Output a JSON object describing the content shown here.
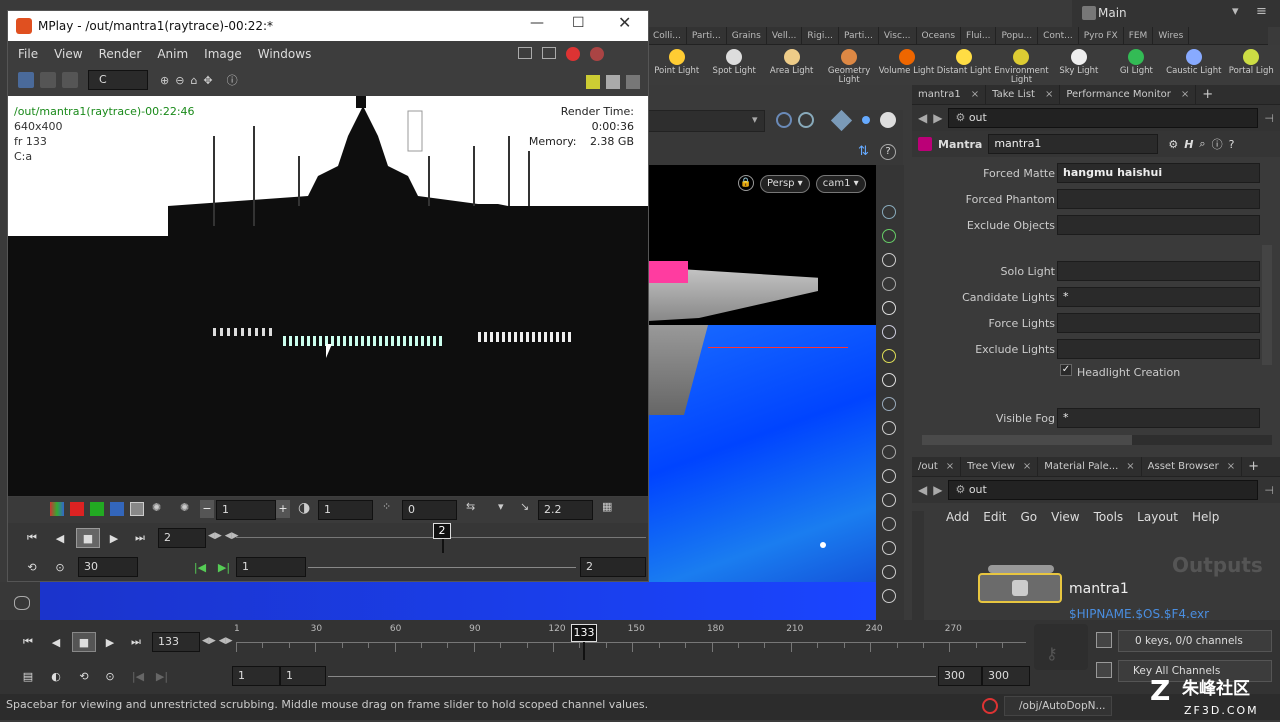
{
  "mplay": {
    "title": "MPlay - /out/mantra1(raytrace)-00:22:*",
    "menu": [
      "File",
      "View",
      "Render",
      "Anim",
      "Image",
      "Windows"
    ],
    "channel": "C",
    "overlay": {
      "name": "/out/mantra1(raytrace)-00:22:46",
      "res": "640x400",
      "frame": "fr 133",
      "channel": "C:a",
      "render_time_label": "Render Time:",
      "render_time": "0:00:36",
      "memory_label": "Memory:",
      "memory": "2.38 GB"
    },
    "controls": {
      "field_a": "1",
      "field_b": "1",
      "field_c": "0",
      "gamma": "2.2",
      "frame_field": "2",
      "frame_marker": "2",
      "fps": "30",
      "range_start": "1",
      "range_end": "2"
    }
  },
  "shelf": {
    "tabs": [
      "Colli...",
      "Parti...",
      "Grains",
      "Vell...",
      "Rigi...",
      "Parti...",
      "Visc...",
      "Oceans",
      "Flui...",
      "Popu...",
      "Cont...",
      "Pyro FX",
      "FEM",
      "Wires"
    ],
    "tools": [
      "Point Light",
      "Spot Light",
      "Area Light",
      "Geometry Light",
      "Volume Light",
      "Distant Light",
      "Environment Light",
      "Sky Light",
      "GI Light",
      "Caustic Light",
      "Portal Ligh"
    ],
    "desktop": "Main"
  },
  "viewport": {
    "persp": "Persp",
    "cam": "cam1"
  },
  "params": {
    "tabs": [
      "mantra1",
      "Take List",
      "Performance Monitor"
    ],
    "path": "out",
    "node_type": "Mantra",
    "node_name": "mantra1",
    "rows": [
      {
        "label": "Forced Matte",
        "value": "hangmu haishui"
      },
      {
        "label": "Forced Phantom",
        "value": ""
      },
      {
        "label": "Exclude Objects",
        "value": ""
      },
      {
        "label": "Solo Light",
        "value": ""
      },
      {
        "label": "Candidate Lights",
        "value": "*"
      },
      {
        "label": "Force Lights",
        "value": ""
      },
      {
        "label": "Exclude Lights",
        "value": ""
      },
      {
        "label": "Visible Fog",
        "value": "*"
      }
    ],
    "headlight": "Headlight Creation"
  },
  "network": {
    "tabs": [
      "/out",
      "Tree View",
      "Material Pale...",
      "Asset Browser"
    ],
    "path": "out",
    "menu": [
      "Add",
      "Edit",
      "Go",
      "View",
      "Tools",
      "Layout",
      "Help"
    ],
    "watermark": "Outputs",
    "node_label": "mantra1",
    "node_expr": "$HIPNAME.$OS.$F4.exr"
  },
  "timeline": {
    "current_frame": "133",
    "marker": "133",
    "ticks": [
      "1",
      "30",
      "60",
      "90",
      "120",
      "150",
      "180",
      "210",
      "240",
      "270"
    ],
    "start": "1",
    "start2": "1",
    "end": "300",
    "end2": "300",
    "keys": "0 keys, 0/0 channels",
    "key_all": "Key All Channels",
    "path": "/obj/AutoDopN...",
    "status": "Spacebar for viewing and unrestricted scrubbing. Middle mouse drag on frame slider to hold scoped channel values.",
    "brand": "朱峰社区",
    "brand_url": "ZF3D.COM"
  }
}
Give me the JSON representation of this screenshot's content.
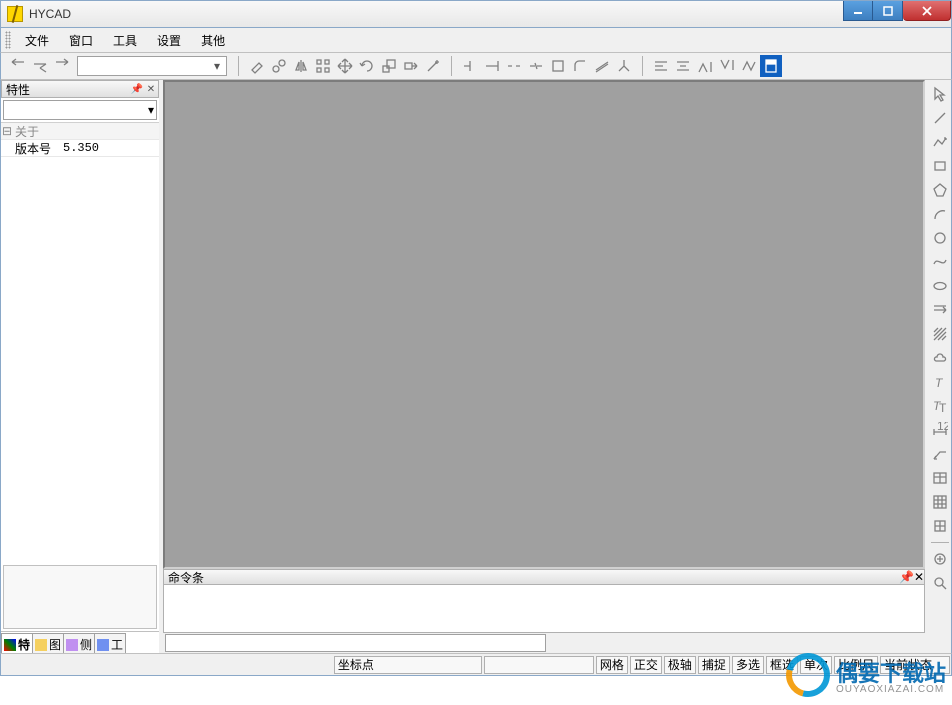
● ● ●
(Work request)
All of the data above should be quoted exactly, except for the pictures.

(Problem solution)
Output a JSON object describing the content shown here.
{
  "mplay": {
    "title": "MPlay - /out/mantra1(raytrace)-00:22:*",
    "menu": [
      "File",
      "View",
      "Render",
      "Anim",
      "Image",
      "Windows"
    ],
    "channel": "C",
    "overlay": {
      "name": "/out/mantra1(raytrace)-00:22:46",
      "res": "640x400",
      "frame": "fr 133",
      "channel": "C:a",
      "render_time_label": "Render Time:",
      "render_time": "0:00:36",
      "memory_label": "Memory:",
      "memory": "2.38 GB"
    },
    "controls": {
      "field_a": "1",
      "field_b": "1",
      "field_c": "0",
      "gamma": "2.2",
      "frame_field": "2",
      "frame_marker": "2",
      "fps": "30",
      "range_start": "1",
      "range_end": "2"
    }
  },
  "shelf": {
    "tabs": [
      "Colli...",
      "Parti...",
      "Grains",
      "Vell...",
      "Rigi...",
      "Parti...",
      "Visc...",
      "Oceans",
      "Flui...",
      "Popu...",
      "Cont...",
      "Pyro FX",
      "FEM",
      "Wires"
    ],
    "tools": [
      "Point Light",
      "Spot Light",
      "Area Light",
      "Geometry Light",
      "Volume Light",
      "Distant Light",
      "Environment Light",
      "Sky Light",
      "GI Light",
      "Caustic Light",
      "Portal Ligh"
    ],
    "desktop": "Main"
  },
  "viewport": {
    "persp": "Persp",
    "cam": "cam1"
  },
  "params": {
    "tabs": [
      "mantra1",
      "Take List",
      "Performance Monitor"
    ],
    "path": "out",
    "node_type": "Mantra",
    "node_name": "mantra1",
    "rows": [
      {
        "label": "Forced Matte",
        "value": "hangmu haishui"
      },
      {
        "label": "Forced Phantom",
        "value": ""
      },
      {
        "label": "Exclude Objects",
        "value": ""
      },
      {
        "label": "Solo Light",
        "value": ""
      },
      {
        "label": "Candidate Lights",
        "value": "*"
      },
      {
        "label": "Force Lights",
        "value": ""
      },
      {
        "label": "Exclude Lights",
        "value": ""
      },
      {
        "label": "Visible Fog",
        "value": "*"
      }
    ],
    "headlight": "Headlight Creation"
  },
  "network": {
    "tabs": [
      "/out",
      "Tree View",
      "Material Pale...",
      "Asset Browser"
    ],
    "path": "out",
    "menu": [
      "Add",
      "Edit",
      "Go",
      "View",
      "Tools",
      "Layout",
      "Help"
    ],
    "watermark": "Outputs",
    "node_label": "mantra1",
    "node_expr": "$HIPNAME.$OS.$F4.exr"
  },
  "timeline": {
    "current_frame": "133",
    "marker": "133",
    "ticks": [
      "1",
      "30",
      "60",
      "90",
      "120",
      "150",
      "180",
      "210",
      "240",
      "270"
    ],
    "start": "1",
    "start2": "1",
    "end": "300",
    "end2": "300",
    "keys": "0 keys, 0/0 channels",
    "key_all": "Key All Channels",
    "path": "/obj/AutoDopN...",
    "status": "Spacebar for viewing and unrestricted scrubbing. Middle mouse drag on frame slider to hold scoped channel values.",
    "brand": "朱峰社区",
    "brand_url": "ZF3D.COM"
  }
}
Give me the JSON representation of this screenshot's content.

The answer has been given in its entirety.